*** MATERIAL PROVIDED ***

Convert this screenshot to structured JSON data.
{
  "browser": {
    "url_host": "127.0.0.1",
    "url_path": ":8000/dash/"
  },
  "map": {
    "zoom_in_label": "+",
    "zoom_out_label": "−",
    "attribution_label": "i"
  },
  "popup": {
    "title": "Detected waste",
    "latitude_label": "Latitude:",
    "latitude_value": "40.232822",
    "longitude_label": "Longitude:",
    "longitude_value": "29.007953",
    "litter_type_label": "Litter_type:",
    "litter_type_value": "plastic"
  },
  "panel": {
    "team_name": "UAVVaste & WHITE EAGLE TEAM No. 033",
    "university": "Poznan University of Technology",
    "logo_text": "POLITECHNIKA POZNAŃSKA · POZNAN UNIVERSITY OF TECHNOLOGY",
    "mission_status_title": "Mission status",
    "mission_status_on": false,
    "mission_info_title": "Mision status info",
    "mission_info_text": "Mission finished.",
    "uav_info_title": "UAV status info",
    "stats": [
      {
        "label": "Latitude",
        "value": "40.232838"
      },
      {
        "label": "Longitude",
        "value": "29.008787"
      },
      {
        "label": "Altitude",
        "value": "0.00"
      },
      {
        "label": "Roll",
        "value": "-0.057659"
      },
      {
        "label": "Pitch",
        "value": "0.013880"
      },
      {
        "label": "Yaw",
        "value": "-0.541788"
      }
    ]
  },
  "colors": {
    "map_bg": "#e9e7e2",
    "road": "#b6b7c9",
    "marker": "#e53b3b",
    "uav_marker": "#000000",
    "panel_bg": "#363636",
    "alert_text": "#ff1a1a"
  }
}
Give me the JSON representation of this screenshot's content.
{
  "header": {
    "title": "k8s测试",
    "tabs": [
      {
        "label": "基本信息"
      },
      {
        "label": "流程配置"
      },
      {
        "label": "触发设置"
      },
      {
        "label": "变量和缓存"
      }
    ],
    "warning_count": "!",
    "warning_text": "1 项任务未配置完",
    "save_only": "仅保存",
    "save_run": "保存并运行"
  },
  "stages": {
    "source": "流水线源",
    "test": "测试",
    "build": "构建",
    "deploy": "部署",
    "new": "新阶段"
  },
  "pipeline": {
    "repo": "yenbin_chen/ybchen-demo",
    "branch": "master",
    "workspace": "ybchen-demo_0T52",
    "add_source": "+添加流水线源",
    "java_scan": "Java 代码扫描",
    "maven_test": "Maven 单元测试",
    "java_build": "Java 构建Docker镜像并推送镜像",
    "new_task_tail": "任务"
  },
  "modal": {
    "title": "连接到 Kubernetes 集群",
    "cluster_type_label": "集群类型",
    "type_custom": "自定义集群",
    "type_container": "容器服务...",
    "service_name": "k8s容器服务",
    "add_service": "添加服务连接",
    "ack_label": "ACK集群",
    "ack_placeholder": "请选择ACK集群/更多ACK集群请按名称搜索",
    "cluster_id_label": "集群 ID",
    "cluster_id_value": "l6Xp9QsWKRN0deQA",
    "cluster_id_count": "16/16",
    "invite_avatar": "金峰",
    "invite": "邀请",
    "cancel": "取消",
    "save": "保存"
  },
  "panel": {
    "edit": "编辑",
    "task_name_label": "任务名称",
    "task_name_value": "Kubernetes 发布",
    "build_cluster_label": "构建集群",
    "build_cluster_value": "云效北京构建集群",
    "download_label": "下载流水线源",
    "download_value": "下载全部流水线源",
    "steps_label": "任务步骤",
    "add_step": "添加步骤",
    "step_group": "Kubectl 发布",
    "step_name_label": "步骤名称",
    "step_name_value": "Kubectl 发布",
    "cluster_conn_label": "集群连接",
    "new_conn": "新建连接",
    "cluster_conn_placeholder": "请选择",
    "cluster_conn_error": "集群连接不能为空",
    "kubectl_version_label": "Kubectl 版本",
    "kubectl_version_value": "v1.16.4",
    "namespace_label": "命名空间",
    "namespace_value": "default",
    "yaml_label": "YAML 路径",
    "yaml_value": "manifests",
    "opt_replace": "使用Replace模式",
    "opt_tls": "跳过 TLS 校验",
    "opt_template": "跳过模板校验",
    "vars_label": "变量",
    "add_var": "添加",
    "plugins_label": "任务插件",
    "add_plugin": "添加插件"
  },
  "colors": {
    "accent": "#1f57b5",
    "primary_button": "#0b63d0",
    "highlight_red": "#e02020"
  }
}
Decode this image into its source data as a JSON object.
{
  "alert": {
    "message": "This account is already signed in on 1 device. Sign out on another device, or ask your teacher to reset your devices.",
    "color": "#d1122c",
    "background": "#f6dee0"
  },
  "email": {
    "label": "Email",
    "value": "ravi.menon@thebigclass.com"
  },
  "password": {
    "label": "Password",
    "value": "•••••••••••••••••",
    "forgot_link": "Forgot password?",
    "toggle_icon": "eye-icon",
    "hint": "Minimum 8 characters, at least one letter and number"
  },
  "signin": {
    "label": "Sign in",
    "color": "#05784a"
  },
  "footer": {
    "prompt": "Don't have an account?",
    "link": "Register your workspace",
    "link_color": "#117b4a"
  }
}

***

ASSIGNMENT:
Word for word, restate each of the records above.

RESULT BELOW:
Convert this screenshot to structured JSON data.
{
  "browser": {
    "url_host": "127.0.0.1",
    "url_path": ":8000/dash/"
  },
  "map": {
    "zoom_in_label": "+",
    "zoom_out_label": "−",
    "attribution_label": "i"
  },
  "popup": {
    "title": "Detected waste",
    "latitude_label": "Latitude:",
    "latitude_value": "40.232822",
    "longitude_label": "Longitude:",
    "longitude_value": "29.007953",
    "litter_type_label": "Litter_type:",
    "litter_type_value": "plastic"
  },
  "panel": {
    "team_name": "UAVVaste & WHITE EAGLE TEAM No. 033",
    "university": "Poznan University of Technology",
    "logo_text": "POLITECHNIKA POZNAŃSKA · POZNAN UNIVERSITY OF TECHNOLOGY",
    "mission_status_title": "Mission status",
    "mission_status_on": false,
    "mission_info_title": "Mision status info",
    "mission_info_text": "Mission finished.",
    "uav_info_title": "UAV status info",
    "stats": [
      {
        "label": "Latitude",
        "value": "40.232838"
      },
      {
        "label": "Longitude",
        "value": "29.008787"
      },
      {
        "label": "Altitude",
        "value": "0.00"
      },
      {
        "label": "Roll",
        "value": "-0.057659"
      },
      {
        "label": "Pitch",
        "value": "0.013880"
      },
      {
        "label": "Yaw",
        "value": "-0.541788"
      }
    ]
  },
  "colors": {
    "map_bg": "#e9e7e2",
    "road": "#b6b7c9",
    "marker": "#e53b3b",
    "uav_marker": "#000000",
    "panel_bg": "#363636",
    "alert_text": "#ff1a1a"
  }
}
Give me the JSON representation of this screenshot's content.
{
  "header": {
    "title": "k8s测试",
    "tabs": [
      {
        "label": "基本信息"
      },
      {
        "label": "流程配置"
      },
      {
        "label": "触发设置"
      },
      {
        "label": "变量和缓存"
      }
    ],
    "warning_count": "!",
    "warning_text": "1 项任务未配置完",
    "save_only": "仅保存",
    "save_run": "保存并运行"
  },
  "stages": {
    "source": "流水线源",
    "test": "测试",
    "build": "构建",
    "deploy": "部署",
    "new": "新阶段"
  },
  "pipeline": {
    "repo": "yenbin_chen/ybchen-demo",
    "branch": "master",
    "workspace": "ybchen-demo_0T52",
    "add_source": "+添加流水线源",
    "java_scan": "Java 代码扫描",
    "maven_test": "Maven 单元测试",
    "java_build": "Java 构建Docker镜像并推送镜像",
    "new_task_tail": "任务"
  },
  "modal": {
    "title": "连接到 Kubernetes 集群",
    "cluster_type_label": "集群类型",
    "type_custom": "自定义集群",
    "type_container": "容器服务...",
    "service_name": "k8s容器服务",
    "add_service": "添加服务连接",
    "ack_label": "ACK集群",
    "ack_placeholder": "请选择ACK集群/更多ACK集群请按名称搜索",
    "cluster_id_label": "集群 ID",
    "cluster_id_value": "l6Xp9QsWKRN0deQA",
    "cluster_id_count": "16/16",
    "invite_avatar": "金峰",
    "invite": "邀请",
    "cancel": "取消",
    "save": "保存"
  },
  "panel": {
    "edit": "编辑",
    "task_name_label": "任务名称",
    "task_name_value": "Kubernetes 发布",
    "build_cluster_label": "构建集群",
    "build_cluster_value": "云效北京构建集群",
    "download_label": "下载流水线源",
    "download_value": "下载全部流水线源",
    "steps_label": "任务步骤",
    "add_step": "添加步骤",
    "step_group": "Kubectl 发布",
    "step_name_label": "步骤名称",
    "step_name_value": "Kubectl 发布",
    "cluster_conn_label": "集群连接",
    "new_conn": "新建连接",
    "cluster_conn_placeholder": "请选择",
    "cluster_conn_error": "集群连接不能为空",
    "kubectl_version_label": "Kubectl 版本",
    "kubectl_version_value": "v1.16.4",
    "namespace_label": "命名空间",
    "namespace_value": "default",
    "yaml_label": "YAML 路径",
    "yaml_value": "manifests",
    "opt_replace": "使用Replace模式",
    "opt_tls": "跳过 TLS 校验",
    "opt_template": "跳过模板校验",
    "vars_label": "变量",
    "add_var": "添加",
    "plugins_label": "任务插件",
    "add_plugin": "添加插件"
  },
  "colors": {
    "accent": "#1f57b5",
    "primary_button": "#0b63d0",
    "highlight_red": "#e02020"
  }
}
Decode this image into its source data as a JSON object.
{
  "alert": {
    "message": "This account is already signed in on 1 device. Sign out on another device, or ask your teacher to reset your devices.",
    "color": "#d1122c",
    "background": "#f6dee0"
  },
  "email": {
    "label": "Email",
    "value": "ravi.menon@thebigclass.com"
  },
  "password": {
    "label": "Password",
    "value": "•••••••••••••••••",
    "forgot_link": "Forgot password?",
    "toggle_icon": "eye-icon",
    "hint": "Minimum 8 characters, at least one letter and number"
  },
  "signin": {
    "label": "Sign in",
    "color": "#05784a"
  },
  "footer": {
    "prompt": "Don't have an account?",
    "link": "Register your workspace",
    "link_color": "#117b4a"
  }
}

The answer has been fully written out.